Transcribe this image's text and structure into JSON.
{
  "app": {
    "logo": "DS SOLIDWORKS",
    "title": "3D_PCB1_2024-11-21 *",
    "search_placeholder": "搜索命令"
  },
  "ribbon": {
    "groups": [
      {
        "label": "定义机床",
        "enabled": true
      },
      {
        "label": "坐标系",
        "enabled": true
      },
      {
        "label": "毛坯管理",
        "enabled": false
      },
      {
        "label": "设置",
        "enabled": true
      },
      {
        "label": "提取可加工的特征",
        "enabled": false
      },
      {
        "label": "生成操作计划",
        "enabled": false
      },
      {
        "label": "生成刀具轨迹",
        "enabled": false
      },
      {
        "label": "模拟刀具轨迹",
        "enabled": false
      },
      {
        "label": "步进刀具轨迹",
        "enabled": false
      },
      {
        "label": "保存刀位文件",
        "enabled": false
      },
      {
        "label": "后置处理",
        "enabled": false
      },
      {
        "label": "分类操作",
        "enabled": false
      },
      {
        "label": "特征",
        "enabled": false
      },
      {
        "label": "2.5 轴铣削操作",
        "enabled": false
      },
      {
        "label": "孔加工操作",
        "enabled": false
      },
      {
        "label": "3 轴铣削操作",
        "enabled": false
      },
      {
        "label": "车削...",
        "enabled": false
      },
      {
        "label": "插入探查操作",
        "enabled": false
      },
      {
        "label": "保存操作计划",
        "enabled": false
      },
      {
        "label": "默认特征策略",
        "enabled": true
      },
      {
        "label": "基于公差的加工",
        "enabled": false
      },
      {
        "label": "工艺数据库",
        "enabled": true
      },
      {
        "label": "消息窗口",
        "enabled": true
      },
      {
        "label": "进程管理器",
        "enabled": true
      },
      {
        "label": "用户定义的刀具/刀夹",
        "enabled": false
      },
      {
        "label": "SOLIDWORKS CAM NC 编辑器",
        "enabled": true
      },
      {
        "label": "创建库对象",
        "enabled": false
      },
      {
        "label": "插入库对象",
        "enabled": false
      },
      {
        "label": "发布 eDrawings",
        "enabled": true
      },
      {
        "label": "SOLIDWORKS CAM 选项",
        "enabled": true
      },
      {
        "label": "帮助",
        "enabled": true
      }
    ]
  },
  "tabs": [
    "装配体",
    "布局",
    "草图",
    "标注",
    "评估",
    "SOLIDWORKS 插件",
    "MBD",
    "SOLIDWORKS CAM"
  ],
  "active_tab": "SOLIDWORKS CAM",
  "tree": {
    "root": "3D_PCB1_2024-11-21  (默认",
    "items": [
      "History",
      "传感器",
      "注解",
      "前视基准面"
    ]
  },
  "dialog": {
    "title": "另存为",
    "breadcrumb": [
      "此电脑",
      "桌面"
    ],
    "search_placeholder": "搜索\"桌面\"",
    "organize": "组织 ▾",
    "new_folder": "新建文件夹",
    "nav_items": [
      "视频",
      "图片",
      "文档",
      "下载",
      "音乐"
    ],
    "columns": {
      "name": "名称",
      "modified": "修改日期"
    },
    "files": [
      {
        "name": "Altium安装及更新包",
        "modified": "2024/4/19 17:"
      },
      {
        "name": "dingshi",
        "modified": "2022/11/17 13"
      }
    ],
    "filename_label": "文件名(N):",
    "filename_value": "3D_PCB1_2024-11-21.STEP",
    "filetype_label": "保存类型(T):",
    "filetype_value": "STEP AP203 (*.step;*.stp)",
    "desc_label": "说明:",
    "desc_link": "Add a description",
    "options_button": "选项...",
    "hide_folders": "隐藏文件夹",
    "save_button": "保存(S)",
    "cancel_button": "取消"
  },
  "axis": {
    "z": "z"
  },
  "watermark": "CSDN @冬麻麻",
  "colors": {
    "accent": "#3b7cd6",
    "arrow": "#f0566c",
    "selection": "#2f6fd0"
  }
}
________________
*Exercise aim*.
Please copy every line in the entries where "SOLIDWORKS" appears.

*Exercise result*.
    "logo": "DS SOLIDWORKS",
        "label": "SOLIDWORKS CAM NC 编辑器",
        "label": "SOLIDWORKS CAM 选项",
    "SOLIDWORKS 插件",
    "SOLIDWORKS CAM"
  "active_tab": "SOLIDWORKS CAM",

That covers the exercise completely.